Exercise description:
Report each line of the listing below that holds "Tổng".
[Data for review]
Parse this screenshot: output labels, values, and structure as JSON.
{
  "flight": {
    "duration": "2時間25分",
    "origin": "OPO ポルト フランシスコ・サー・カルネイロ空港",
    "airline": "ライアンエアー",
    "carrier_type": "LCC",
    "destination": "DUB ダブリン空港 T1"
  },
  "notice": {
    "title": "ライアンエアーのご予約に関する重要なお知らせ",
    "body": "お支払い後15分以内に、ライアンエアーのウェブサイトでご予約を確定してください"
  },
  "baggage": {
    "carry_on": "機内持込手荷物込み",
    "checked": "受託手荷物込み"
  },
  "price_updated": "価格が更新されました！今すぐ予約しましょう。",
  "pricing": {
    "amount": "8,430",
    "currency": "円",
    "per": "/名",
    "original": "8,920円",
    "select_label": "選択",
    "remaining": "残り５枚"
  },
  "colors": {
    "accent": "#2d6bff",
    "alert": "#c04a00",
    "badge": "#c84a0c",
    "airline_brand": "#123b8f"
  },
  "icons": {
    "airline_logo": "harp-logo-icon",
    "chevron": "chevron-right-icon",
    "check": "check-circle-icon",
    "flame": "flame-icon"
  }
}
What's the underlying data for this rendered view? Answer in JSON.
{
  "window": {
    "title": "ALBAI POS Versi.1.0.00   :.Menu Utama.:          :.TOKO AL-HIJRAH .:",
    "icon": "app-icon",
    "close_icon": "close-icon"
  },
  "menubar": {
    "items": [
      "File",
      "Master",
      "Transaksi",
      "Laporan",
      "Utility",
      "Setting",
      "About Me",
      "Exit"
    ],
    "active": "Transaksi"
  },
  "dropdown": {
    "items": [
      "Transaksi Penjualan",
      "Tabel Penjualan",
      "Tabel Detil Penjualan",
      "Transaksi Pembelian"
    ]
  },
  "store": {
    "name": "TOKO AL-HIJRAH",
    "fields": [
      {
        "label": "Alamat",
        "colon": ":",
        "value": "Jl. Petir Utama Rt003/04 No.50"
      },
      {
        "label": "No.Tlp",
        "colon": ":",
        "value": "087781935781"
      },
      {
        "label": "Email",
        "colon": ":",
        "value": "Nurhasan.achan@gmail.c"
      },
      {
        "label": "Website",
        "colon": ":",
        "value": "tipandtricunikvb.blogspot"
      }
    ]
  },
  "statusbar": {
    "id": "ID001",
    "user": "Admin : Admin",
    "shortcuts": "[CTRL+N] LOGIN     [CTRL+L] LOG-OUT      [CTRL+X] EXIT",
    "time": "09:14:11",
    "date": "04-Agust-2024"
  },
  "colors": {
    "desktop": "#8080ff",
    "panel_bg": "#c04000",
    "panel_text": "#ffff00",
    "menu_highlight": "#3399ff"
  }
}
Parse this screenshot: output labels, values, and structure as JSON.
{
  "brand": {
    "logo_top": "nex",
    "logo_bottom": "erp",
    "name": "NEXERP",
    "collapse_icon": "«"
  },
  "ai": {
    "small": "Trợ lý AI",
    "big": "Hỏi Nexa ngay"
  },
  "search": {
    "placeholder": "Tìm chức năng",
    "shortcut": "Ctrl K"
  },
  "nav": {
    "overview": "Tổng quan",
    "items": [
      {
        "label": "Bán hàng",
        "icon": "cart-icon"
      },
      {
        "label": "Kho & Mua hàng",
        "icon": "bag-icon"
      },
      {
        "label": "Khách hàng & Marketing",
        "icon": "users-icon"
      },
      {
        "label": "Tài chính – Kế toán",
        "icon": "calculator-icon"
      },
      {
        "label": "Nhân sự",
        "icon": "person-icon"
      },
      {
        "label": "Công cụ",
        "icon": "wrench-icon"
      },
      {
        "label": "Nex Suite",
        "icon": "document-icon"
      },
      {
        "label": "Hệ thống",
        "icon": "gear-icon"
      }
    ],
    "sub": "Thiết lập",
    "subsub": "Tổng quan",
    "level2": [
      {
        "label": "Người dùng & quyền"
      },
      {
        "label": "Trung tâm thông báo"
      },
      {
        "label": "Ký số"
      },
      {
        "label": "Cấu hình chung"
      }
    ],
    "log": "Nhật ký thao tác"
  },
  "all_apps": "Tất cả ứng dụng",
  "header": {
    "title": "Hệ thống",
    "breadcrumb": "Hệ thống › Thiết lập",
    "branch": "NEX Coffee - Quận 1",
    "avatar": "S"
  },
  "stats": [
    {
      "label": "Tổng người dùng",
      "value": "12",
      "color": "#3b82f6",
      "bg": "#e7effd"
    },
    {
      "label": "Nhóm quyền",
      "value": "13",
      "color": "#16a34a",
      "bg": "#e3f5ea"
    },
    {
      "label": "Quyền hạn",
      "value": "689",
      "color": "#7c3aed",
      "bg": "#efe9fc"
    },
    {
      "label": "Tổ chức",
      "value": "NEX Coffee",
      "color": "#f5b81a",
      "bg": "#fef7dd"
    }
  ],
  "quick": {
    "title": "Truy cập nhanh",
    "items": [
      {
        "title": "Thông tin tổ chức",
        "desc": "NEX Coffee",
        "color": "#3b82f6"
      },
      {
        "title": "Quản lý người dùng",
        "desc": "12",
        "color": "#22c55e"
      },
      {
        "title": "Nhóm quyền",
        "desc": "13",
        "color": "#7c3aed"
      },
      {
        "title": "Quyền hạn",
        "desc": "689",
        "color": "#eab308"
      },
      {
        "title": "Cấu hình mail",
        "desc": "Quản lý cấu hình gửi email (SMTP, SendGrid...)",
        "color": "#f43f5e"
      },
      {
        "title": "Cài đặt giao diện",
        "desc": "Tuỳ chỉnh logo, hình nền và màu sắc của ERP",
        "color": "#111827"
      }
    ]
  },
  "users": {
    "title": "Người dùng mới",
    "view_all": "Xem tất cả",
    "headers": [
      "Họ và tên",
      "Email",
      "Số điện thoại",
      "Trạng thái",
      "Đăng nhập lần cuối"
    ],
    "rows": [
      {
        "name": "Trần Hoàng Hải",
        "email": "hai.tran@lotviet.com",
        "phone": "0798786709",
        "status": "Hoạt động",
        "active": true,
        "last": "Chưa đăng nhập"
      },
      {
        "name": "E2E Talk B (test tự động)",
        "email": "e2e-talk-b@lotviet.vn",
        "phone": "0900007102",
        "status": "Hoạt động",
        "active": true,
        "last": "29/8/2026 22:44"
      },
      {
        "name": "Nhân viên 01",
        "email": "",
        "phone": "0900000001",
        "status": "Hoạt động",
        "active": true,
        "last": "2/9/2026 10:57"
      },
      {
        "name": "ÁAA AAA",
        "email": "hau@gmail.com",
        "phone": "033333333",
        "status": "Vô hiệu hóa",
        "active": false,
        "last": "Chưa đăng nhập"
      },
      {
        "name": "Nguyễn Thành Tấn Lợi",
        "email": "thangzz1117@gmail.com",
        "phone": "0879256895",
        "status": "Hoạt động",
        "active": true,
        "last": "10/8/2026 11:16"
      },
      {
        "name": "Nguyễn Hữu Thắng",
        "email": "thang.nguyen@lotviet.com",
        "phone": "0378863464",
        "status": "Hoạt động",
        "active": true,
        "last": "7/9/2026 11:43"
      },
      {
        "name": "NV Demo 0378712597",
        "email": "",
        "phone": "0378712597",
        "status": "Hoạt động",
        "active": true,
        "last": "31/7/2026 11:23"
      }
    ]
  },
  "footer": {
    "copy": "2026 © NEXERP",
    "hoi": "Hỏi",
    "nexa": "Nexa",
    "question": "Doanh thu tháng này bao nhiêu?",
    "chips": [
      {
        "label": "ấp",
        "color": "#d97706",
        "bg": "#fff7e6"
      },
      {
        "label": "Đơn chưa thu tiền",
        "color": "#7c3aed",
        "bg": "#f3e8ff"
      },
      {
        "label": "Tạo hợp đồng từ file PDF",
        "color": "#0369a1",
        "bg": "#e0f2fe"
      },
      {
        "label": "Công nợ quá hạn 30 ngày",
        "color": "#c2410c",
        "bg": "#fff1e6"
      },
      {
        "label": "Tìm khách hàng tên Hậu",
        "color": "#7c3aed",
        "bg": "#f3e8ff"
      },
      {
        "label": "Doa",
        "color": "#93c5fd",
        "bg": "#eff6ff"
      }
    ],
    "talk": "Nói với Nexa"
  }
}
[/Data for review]
Response to the exercise:
    "overview": "Tổng quan",
    "subsub": "Tổng quan",
      "label": "Tổng người dùng",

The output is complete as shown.